Exercise - Restate all of the following data exactly, keeping any images out of the copy.

### Data for this exercise ###

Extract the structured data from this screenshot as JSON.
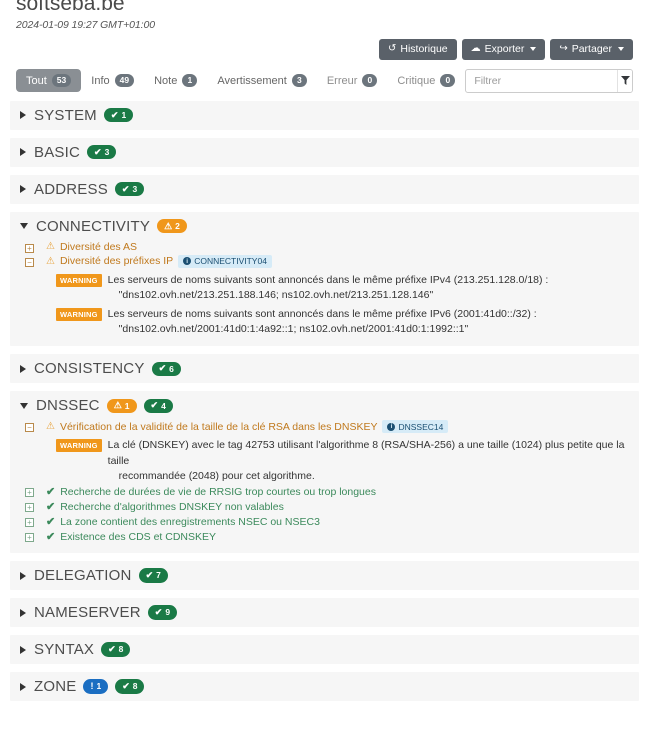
{
  "header": {
    "domain": "softseba.be",
    "timestamp": "2024-01-09 19:27 GMT+01:00"
  },
  "actions": [
    {
      "label": "Historique",
      "icon": "history-icon",
      "glyph": "↺",
      "caret": false
    },
    {
      "label": "Exporter",
      "icon": "cloud-download-icon",
      "glyph": "☁",
      "caret": true
    },
    {
      "label": "Partager",
      "icon": "share-icon",
      "glyph": "↪",
      "caret": true
    }
  ],
  "tabs": [
    {
      "label": "Tout",
      "count": "53",
      "active": true
    },
    {
      "label": "Info",
      "count": "49",
      "active": false
    },
    {
      "label": "Note",
      "count": "1",
      "active": false
    },
    {
      "label": "Avertissement",
      "count": "3",
      "active": false
    },
    {
      "label": "Erreur",
      "count": "0",
      "active": false
    },
    {
      "label": "Critique",
      "count": "0",
      "active": false
    }
  ],
  "filter": {
    "placeholder": "Filtrer",
    "value": "",
    "button_icon": "filter-icon"
  },
  "sections": [
    {
      "name": "SYSTEM",
      "expanded": false,
      "badges": [
        {
          "type": "ok",
          "sym": "✔",
          "count": "1"
        }
      ],
      "rows": []
    },
    {
      "name": "BASIC",
      "expanded": false,
      "badges": [
        {
          "type": "ok",
          "sym": "✔",
          "count": "3"
        }
      ],
      "rows": []
    },
    {
      "name": "ADDRESS",
      "expanded": false,
      "badges": [
        {
          "type": "ok",
          "sym": "✔",
          "count": "3"
        }
      ],
      "rows": []
    },
    {
      "name": "CONNECTIVITY",
      "expanded": true,
      "badges": [
        {
          "type": "warn",
          "sym": "⚠",
          "count": "2"
        }
      ],
      "rows": [
        {
          "toggle": "+",
          "state": "warn",
          "icon": "warning-triangle-icon",
          "label": "Diversité des AS",
          "tag": null,
          "messages": []
        },
        {
          "toggle": "−",
          "state": "warn",
          "icon": "warning-triangle-icon",
          "label": "Diversité des préfixes IP",
          "tag": "CONNECTIVITY04",
          "messages": [
            {
              "level": "WARNING",
              "line1": "Les serveurs de noms suivants sont annoncés dans le même préfixe IPv4 (213.251.128.0/18) :",
              "line2": "\"dns102.ovh.net/213.251.188.146; ns102.ovh.net/213.251.128.146\""
            },
            {
              "level": "WARNING",
              "line1": "Les serveurs de noms suivants sont annoncés dans le même préfixe IPv6 (2001:41d0::/32) :",
              "line2": "\"dns102.ovh.net/2001:41d0:1:4a92::1; ns102.ovh.net/2001:41d0:1:1992::1\""
            }
          ]
        }
      ]
    },
    {
      "name": "CONSISTENCY",
      "expanded": false,
      "badges": [
        {
          "type": "ok",
          "sym": "✔",
          "count": "6"
        }
      ],
      "rows": []
    },
    {
      "name": "DNSSEC",
      "expanded": true,
      "badges": [
        {
          "type": "warn",
          "sym": "⚠",
          "count": "1"
        },
        {
          "type": "ok",
          "sym": "✔",
          "count": "4"
        }
      ],
      "rows": [
        {
          "toggle": "−",
          "state": "warn",
          "icon": "warning-triangle-icon",
          "label": "Vérification de la validité de la taille de la clé RSA dans les DNSKEY",
          "tag": "DNSSEC14",
          "messages": [
            {
              "level": "WARNING",
              "line1": "La clé (DNSKEY) avec le tag 42753 utilisant l'algorithme 8 (RSA/SHA-256) a une taille (1024) plus petite que la taille",
              "line2": "recommandée (2048) pour cet algorithme."
            }
          ]
        },
        {
          "toggle": "+",
          "state": "ok",
          "icon": "check-icon",
          "label": "Recherche de durées de vie de RRSIG trop courtes ou trop longues",
          "tag": null,
          "messages": []
        },
        {
          "toggle": "+",
          "state": "ok",
          "icon": "check-icon",
          "label": "Recherche d'algorithmes DNSKEY non valables",
          "tag": null,
          "messages": []
        },
        {
          "toggle": "+",
          "state": "ok",
          "icon": "check-icon",
          "label": "La zone contient des enregistrements NSEC ou NSEC3",
          "tag": null,
          "messages": []
        },
        {
          "toggle": "+",
          "state": "ok",
          "icon": "check-icon",
          "label": "Existence des CDS et CDNSKEY",
          "tag": null,
          "messages": []
        }
      ]
    },
    {
      "name": "DELEGATION",
      "expanded": false,
      "badges": [
        {
          "type": "ok",
          "sym": "✔",
          "count": "7"
        }
      ],
      "rows": []
    },
    {
      "name": "NAMESERVER",
      "expanded": false,
      "badges": [
        {
          "type": "ok",
          "sym": "✔",
          "count": "9"
        }
      ],
      "rows": []
    },
    {
      "name": "SYNTAX",
      "expanded": false,
      "badges": [
        {
          "type": "ok",
          "sym": "✔",
          "count": "8"
        }
      ],
      "rows": []
    },
    {
      "name": "ZONE",
      "expanded": false,
      "badges": [
        {
          "type": "notice",
          "sym": "!",
          "count": "1"
        },
        {
          "type": "ok",
          "sym": "✔",
          "count": "8"
        }
      ],
      "rows": []
    }
  ]
}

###

Written reply -
Extract the structured data from this screenshot as JSON.
{
  "header": {
    "domain": "softseba.be",
    "timestamp": "2024-01-09 19:27 GMT+01:00"
  },
  "actions": [
    {
      "label": "Historique",
      "icon": "history-icon",
      "glyph": "↺",
      "caret": false
    },
    {
      "label": "Exporter",
      "icon": "cloud-download-icon",
      "glyph": "☁",
      "caret": true
    },
    {
      "label": "Partager",
      "icon": "share-icon",
      "glyph": "↪",
      "caret": true
    }
  ],
  "tabs": [
    {
      "label": "Tout",
      "count": "53",
      "active": true
    },
    {
      "label": "Info",
      "count": "49",
      "active": false
    },
    {
      "label": "Note",
      "count": "1",
      "active": false
    },
    {
      "label": "Avertissement",
      "count": "3",
      "active": false
    },
    {
      "label": "Erreur",
      "count": "0",
      "active": false
    },
    {
      "label": "Critique",
      "count": "0",
      "active": false
    }
  ],
  "filter": {
    "placeholder": "Filtrer",
    "value": "",
    "button_icon": "filter-icon"
  },
  "sections": [
    {
      "name": "SYSTEM",
      "expanded": false,
      "badges": [
        {
          "type": "ok",
          "sym": "✔",
          "count": "1"
        }
      ],
      "rows": []
    },
    {
      "name": "BASIC",
      "expanded": false,
      "badges": [
        {
          "type": "ok",
          "sym": "✔",
          "count": "3"
        }
      ],
      "rows": []
    },
    {
      "name": "ADDRESS",
      "expanded": false,
      "badges": [
        {
          "type": "ok",
          "sym": "✔",
          "count": "3"
        }
      ],
      "rows": []
    },
    {
      "name": "CONNECTIVITY",
      "expanded": true,
      "badges": [
        {
          "type": "warn",
          "sym": "⚠",
          "count": "2"
        }
      ],
      "rows": [
        {
          "toggle": "+",
          "state": "warn",
          "icon": "warning-triangle-icon",
          "label": "Diversité des AS",
          "tag": null,
          "messages": []
        },
        {
          "toggle": "−",
          "state": "warn",
          "icon": "warning-triangle-icon",
          "label": "Diversité des préfixes IP",
          "tag": "CONNECTIVITY04",
          "messages": [
            {
              "level": "WARNING",
              "line1": "Les serveurs de noms suivants sont annoncés dans le même préfixe IPv4 (213.251.128.0/18) :",
              "line2": "\"dns102.ovh.net/213.251.188.146; ns102.ovh.net/213.251.128.146\""
            },
            {
              "level": "WARNING",
              "line1": "Les serveurs de noms suivants sont annoncés dans le même préfixe IPv6 (2001:41d0::/32) :",
              "line2": "\"dns102.ovh.net/2001:41d0:1:4a92::1; ns102.ovh.net/2001:41d0:1:1992::1\""
            }
          ]
        }
      ]
    },
    {
      "name": "CONSISTENCY",
      "expanded": false,
      "badges": [
        {
          "type": "ok",
          "sym": "✔",
          "count": "6"
        }
      ],
      "rows": []
    },
    {
      "name": "DNSSEC",
      "expanded": true,
      "badges": [
        {
          "type": "warn",
          "sym": "⚠",
          "count": "1"
        },
        {
          "type": "ok",
          "sym": "✔",
          "count": "4"
        }
      ],
      "rows": [
        {
          "toggle": "−",
          "state": "warn",
          "icon": "warning-triangle-icon",
          "label": "Vérification de la validité de la taille de la clé RSA dans les DNSKEY",
          "tag": "DNSSEC14",
          "messages": [
            {
              "level": "WARNING",
              "line1": "La clé (DNSKEY) avec le tag 42753 utilisant l'algorithme 8 (RSA/SHA-256) a une taille (1024) plus petite que la taille",
              "line2": "recommandée (2048) pour cet algorithme."
            }
          ]
        },
        {
          "toggle": "+",
          "state": "ok",
          "icon": "check-icon",
          "label": "Recherche de durées de vie de RRSIG trop courtes ou trop longues",
          "tag": null,
          "messages": []
        },
        {
          "toggle": "+",
          "state": "ok",
          "icon": "check-icon",
          "label": "Recherche d'algorithmes DNSKEY non valables",
          "tag": null,
          "messages": []
        },
        {
          "toggle": "+",
          "state": "ok",
          "icon": "check-icon",
          "label": "La zone contient des enregistrements NSEC ou NSEC3",
          "tag": null,
          "messages": []
        },
        {
          "toggle": "+",
          "state": "ok",
          "icon": "check-icon",
          "label": "Existence des CDS et CDNSKEY",
          "tag": null,
          "messages": []
        }
      ]
    },
    {
      "name": "DELEGATION",
      "expanded": false,
      "badges": [
        {
          "type": "ok",
          "sym": "✔",
          "count": "7"
        }
      ],
      "rows": []
    },
    {
      "name": "NAMESERVER",
      "expanded": false,
      "badges": [
        {
          "type": "ok",
          "sym": "✔",
          "count": "9"
        }
      ],
      "rows": []
    },
    {
      "name": "SYNTAX",
      "expanded": false,
      "badges": [
        {
          "type": "ok",
          "sym": "✔",
          "count": "8"
        }
      ],
      "rows": []
    },
    {
      "name": "ZONE",
      "expanded": false,
      "badges": [
        {
          "type": "notice",
          "sym": "!",
          "count": "1"
        },
        {
          "type": "ok",
          "sym": "✔",
          "count": "8"
        }
      ],
      "rows": []
    }
  ]
}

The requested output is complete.